Mar 3 – New York, NY – Webster Hall
Mar 4 – Philadelphia, PA – Trocadero Theatre
Mar 5 – Raleigh, NC – The Ritz
Mar 7 – Atlanta, GA – Center Stage
Mar 8 – Nashville, TN – Marathon Music Works
Mar 9 – Memphis, TN – Minglewood Hall
Mar 11 – Lawrence, KS – Granada Theater
Mar 12 – Oklahoma City, OK – Diamond Ballroom
Mar 14 – Dallas, TX – Granada Theater
Mar 15 – Houston, TX – House of Blues
Mar 21 – El Paso, TX – Tricky Falls

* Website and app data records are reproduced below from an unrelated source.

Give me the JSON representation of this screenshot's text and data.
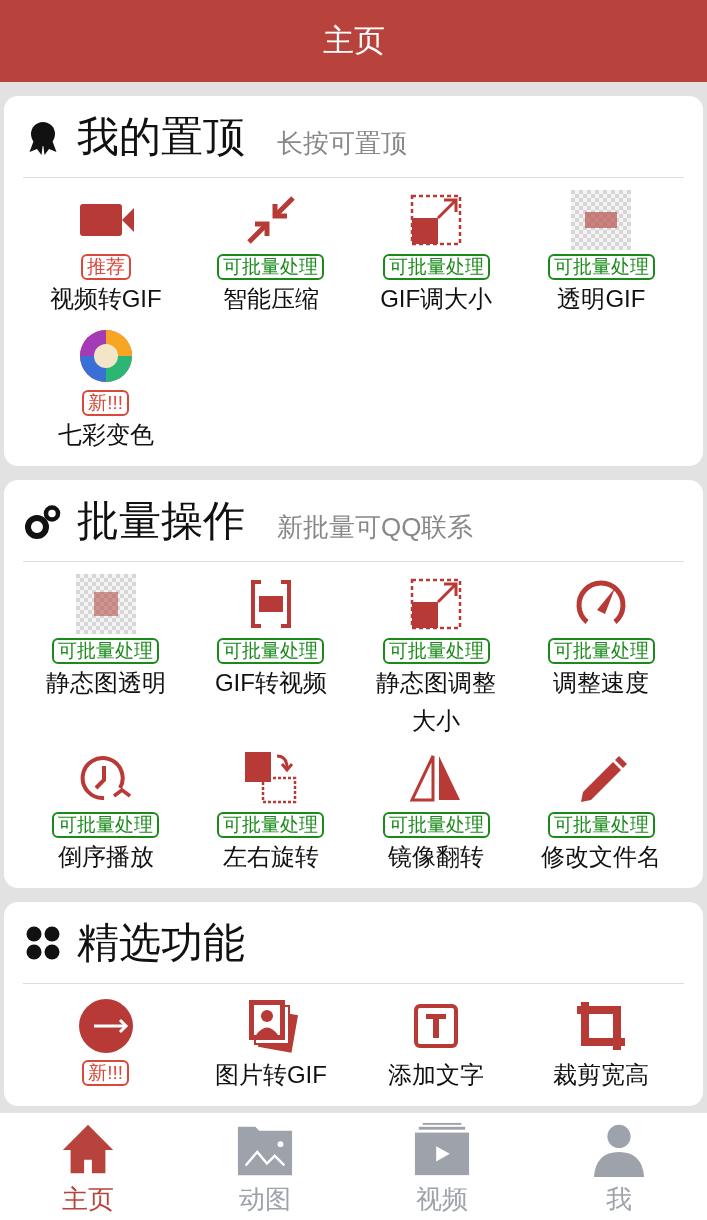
{
  "header": {
    "title": "主页"
  },
  "sections": [
    {
      "title": "我的置顶",
      "subtitle": "长按可置顶",
      "items": [
        {
          "label": "视频转GIF",
          "badge": {
            "text": "推荐",
            "color": "#d9483b"
          }
        },
        {
          "label": "智能压缩",
          "badge": {
            "text": "可批量处理",
            "color": "#1a8a1a"
          }
        },
        {
          "label": "GIF调大小",
          "badge": {
            "text": "可批量处理",
            "color": "#1a8a1a"
          }
        },
        {
          "label": "透明GIF",
          "badge": {
            "text": "可批量处理",
            "color": "#1a8a1a"
          }
        },
        {
          "label": "七彩变色",
          "badge": {
            "text": "新!!!",
            "color": "#d9483b"
          }
        }
      ]
    },
    {
      "title": "批量操作",
      "subtitle": "新批量可QQ联系",
      "items": [
        {
          "label": "静态图透明",
          "badge": {
            "text": "可批量处理",
            "color": "#1a8a1a"
          }
        },
        {
          "label": "GIF转视频",
          "badge": {
            "text": "可批量处理",
            "color": "#1a8a1a"
          }
        },
        {
          "label": "静态图调整大小",
          "badge": {
            "text": "可批量处理",
            "color": "#1a8a1a"
          }
        },
        {
          "label": "调整速度",
          "badge": {
            "text": "可批量处理",
            "color": "#1a8a1a"
          }
        },
        {
          "label": "倒序播放",
          "badge": {
            "text": "可批量处理",
            "color": "#1a8a1a"
          }
        },
        {
          "label": "左右旋转",
          "badge": {
            "text": "可批量处理",
            "color": "#1a8a1a"
          }
        },
        {
          "label": "镜像翻转",
          "badge": {
            "text": "可批量处理",
            "color": "#1a8a1a"
          }
        },
        {
          "label": "修改文件名",
          "badge": {
            "text": "可批量处理",
            "color": "#1a8a1a"
          }
        }
      ]
    },
    {
      "title": "精选功能",
      "items": [
        {
          "badge": {
            "text": "新!!!",
            "color": "#d9483b"
          }
        },
        {
          "label": "图片转GIF"
        },
        {
          "label": "添加文字"
        },
        {
          "label": "裁剪宽高"
        }
      ]
    }
  ],
  "tabs": [
    {
      "label": "主页",
      "selected": true
    },
    {
      "label": "动图",
      "selected": false
    },
    {
      "label": "视频",
      "selected": false
    },
    {
      "label": "我",
      "selected": false
    }
  ]
}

Mar 22 – Tempe, AZ – The Marquee
Mar 23 – San Diego, CA – House of Blues
Mar 25 – Santa Ana, CA – The Observatory
Mar 26 – Los Angeles, CA – The Fonda Theatre
Mar 28 – San Francisco, CA – The Fillmore
Mar 30 – Portland, OR – Wonder Ballroom
Mar 31 – Seattle, WA – The Showbox
Apri 1 – Vancouver, BC – Commodore Ballroom
photos by Piper Ferguson